▸ **TO DO**: Write out the full listing again. Make no alterations.

▸ **TASK DATA**:
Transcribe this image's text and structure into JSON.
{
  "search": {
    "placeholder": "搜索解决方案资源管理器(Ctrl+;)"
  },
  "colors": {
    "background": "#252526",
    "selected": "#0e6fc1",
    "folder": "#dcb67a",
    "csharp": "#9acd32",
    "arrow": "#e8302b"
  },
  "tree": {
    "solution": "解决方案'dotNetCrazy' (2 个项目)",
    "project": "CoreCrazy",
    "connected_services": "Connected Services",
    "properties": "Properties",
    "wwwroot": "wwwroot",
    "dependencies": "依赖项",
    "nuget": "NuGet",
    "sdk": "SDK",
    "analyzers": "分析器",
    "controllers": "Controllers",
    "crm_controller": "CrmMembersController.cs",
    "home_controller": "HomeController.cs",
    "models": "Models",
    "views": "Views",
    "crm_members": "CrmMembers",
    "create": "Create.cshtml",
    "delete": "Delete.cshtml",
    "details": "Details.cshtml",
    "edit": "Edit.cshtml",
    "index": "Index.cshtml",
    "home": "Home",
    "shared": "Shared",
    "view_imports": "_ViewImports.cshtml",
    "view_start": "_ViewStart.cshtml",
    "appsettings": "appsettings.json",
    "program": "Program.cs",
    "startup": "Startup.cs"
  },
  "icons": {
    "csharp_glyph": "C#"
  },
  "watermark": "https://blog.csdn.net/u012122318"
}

▸ **TASK OUTPUT**:
Transcribe this image's text and structure into JSON.
{
  "search": {
    "placeholder": "搜索解决方案资源管理器(Ctrl+;)"
  },
  "colors": {
    "background": "#252526",
    "selected": "#0e6fc1",
    "folder": "#dcb67a",
    "csharp": "#9acd32",
    "arrow": "#e8302b"
  },
  "tree": {
    "solution": "解决方案'dotNetCrazy' (2 个项目)",
    "project": "CoreCrazy",
    "connected_services": "Connected Services",
    "properties": "Properties",
    "wwwroot": "wwwroot",
    "dependencies": "依赖项",
    "nuget": "NuGet",
    "sdk": "SDK",
    "analyzers": "分析器",
    "controllers": "Controllers",
    "crm_controller": "CrmMembersController.cs",
    "home_controller": "HomeController.cs",
    "models": "Models",
    "views": "Views",
    "crm_members": "CrmMembers",
    "create": "Create.cshtml",
    "delete": "Delete.cshtml",
    "details": "Details.cshtml",
    "edit": "Edit.cshtml",
    "index": "Index.cshtml",
    "home": "Home",
    "shared": "Shared",
    "view_imports": "_ViewImports.cshtml",
    "view_start": "_ViewStart.cshtml",
    "appsettings": "appsettings.json",
    "program": "Program.cs",
    "startup": "Startup.cs"
  },
  "icons": {
    "csharp_glyph": "C#"
  },
  "watermark": "https://blog.csdn.net/u012122318"
}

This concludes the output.